I’ve never been asked a question like this before, so this has given me a moment to truly reflect.
Firstly, I would thank myself for not giving up entirely back in high school to focus on becoming a writer. To my younger self, you were good but thank you for not giving up on our childhood dream. Secondly, thank you for still being here. Last year was absolute hell, and it may seem as though it would be impossible to move on from your grief, but you’re here and better than ever. And lastly, thank you for seeing your blackness and finally accepting it after years of dismissing it to “fit in.” That’s who you are, and it’s beautiful, don’t ever forget that.
What’s three random facts we should know about you? It doesn’t have to be related to your illustrations!
This is like the question asked on the first day of the semester, and it makes you forget everything about you. I guess the first thing is, I’m an Aries sun with a cancer rising, so you can do what you want that information. I love Twizzlers when they’re cold, but I get so much disgust for doing so. An art group chat I’m in roasted me for it, and I haven’t recovered since. And I think for the last fact, I plan to name my future kid Magnolia and Maggy as little nickname. I see myself being a mom to a cute baby, and secretly hope they’ll be an artist too so we can make art together as a mom and kid duo.
Who is one illustrator would you want to collaborate with? Why?
Shawna X! She was the first illustrator that inspired me to become one officially. When I attended SCAD, my professor recommended her to me for a presentation, and I fell in love with her, her message, and work overall. She’s amazing!
One last message for our readers would be…

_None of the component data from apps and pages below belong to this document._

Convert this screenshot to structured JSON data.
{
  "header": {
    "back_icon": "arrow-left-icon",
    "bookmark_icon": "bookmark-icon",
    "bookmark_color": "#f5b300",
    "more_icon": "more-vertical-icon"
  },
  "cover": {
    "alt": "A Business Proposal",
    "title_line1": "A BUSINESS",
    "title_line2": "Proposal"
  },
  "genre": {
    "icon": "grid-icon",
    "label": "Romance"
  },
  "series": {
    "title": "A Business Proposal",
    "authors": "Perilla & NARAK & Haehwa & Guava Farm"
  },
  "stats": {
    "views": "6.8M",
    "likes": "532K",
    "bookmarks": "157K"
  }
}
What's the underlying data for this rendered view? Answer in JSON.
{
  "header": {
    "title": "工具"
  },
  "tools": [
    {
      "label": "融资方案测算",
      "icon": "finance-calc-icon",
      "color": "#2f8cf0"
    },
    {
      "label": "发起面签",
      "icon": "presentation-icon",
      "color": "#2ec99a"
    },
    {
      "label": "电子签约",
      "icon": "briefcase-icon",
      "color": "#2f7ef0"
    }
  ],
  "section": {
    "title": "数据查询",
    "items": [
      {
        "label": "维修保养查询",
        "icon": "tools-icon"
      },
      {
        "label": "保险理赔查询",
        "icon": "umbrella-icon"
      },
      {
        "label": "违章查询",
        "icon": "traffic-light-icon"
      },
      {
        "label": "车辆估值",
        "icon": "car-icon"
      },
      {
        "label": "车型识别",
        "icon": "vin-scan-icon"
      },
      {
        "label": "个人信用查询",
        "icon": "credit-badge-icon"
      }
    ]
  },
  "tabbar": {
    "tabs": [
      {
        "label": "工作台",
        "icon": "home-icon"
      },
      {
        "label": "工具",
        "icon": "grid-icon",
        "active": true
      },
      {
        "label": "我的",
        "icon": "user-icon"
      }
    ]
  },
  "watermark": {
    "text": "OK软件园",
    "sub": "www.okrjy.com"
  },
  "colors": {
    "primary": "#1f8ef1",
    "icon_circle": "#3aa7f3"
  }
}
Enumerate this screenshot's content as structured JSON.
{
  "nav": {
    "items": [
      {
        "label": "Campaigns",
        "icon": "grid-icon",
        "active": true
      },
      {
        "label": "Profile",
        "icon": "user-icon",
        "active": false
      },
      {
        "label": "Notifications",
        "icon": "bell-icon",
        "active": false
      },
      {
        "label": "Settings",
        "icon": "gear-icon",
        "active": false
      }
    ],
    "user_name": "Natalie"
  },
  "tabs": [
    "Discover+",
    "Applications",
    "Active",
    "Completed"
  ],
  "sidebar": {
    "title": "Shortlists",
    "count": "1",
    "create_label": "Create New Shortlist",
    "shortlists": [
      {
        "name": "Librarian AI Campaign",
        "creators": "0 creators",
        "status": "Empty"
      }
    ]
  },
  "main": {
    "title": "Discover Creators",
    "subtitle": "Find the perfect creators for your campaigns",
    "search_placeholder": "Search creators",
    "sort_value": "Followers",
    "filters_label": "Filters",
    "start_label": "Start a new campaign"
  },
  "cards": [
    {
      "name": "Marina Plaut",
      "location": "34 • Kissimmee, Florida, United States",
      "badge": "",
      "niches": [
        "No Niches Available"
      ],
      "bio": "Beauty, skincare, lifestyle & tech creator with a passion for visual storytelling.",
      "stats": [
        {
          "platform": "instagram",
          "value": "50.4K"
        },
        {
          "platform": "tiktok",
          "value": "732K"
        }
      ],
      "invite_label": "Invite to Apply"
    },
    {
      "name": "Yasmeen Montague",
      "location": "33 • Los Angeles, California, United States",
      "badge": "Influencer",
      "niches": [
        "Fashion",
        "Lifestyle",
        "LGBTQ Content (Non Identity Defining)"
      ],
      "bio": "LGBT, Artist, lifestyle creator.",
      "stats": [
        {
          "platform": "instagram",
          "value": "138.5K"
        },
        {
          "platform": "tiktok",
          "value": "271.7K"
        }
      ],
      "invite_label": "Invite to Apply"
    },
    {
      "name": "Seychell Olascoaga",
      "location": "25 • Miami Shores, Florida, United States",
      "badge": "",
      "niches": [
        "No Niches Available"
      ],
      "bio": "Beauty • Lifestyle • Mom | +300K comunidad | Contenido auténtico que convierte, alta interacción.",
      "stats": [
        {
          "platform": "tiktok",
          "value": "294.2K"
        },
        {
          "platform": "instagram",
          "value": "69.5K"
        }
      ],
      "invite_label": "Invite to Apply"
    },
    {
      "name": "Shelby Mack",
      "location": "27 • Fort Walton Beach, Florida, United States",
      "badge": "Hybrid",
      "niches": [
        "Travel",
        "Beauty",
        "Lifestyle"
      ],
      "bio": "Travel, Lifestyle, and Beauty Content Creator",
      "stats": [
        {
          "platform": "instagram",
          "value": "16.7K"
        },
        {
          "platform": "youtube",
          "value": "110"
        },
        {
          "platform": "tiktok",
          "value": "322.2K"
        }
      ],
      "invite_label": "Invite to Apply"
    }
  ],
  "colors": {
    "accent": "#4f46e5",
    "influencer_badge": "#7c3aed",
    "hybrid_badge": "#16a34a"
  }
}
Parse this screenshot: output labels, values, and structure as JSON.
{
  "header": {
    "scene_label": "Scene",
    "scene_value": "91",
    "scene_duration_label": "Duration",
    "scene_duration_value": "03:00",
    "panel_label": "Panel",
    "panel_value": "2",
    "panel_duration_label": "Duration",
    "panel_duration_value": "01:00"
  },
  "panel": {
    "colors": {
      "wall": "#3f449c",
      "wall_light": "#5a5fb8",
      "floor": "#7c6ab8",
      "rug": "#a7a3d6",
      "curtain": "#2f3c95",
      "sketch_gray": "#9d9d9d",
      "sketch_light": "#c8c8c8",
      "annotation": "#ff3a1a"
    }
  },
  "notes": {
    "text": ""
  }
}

For anyone, not just for artists and creatives, be proud of what you accomplished so far. No one else did but you, so make sure to revel in how amazing that is entirely. No matter how big or small, be proud of it!
On October 25, Blacksneakers will be updating their art shop with new prints, apparel and more! Be sure to stay connected and updated on social media to get news about this upcoming drop and more. Maybe even take a minute to sign up for her mailing list! Follow the links below.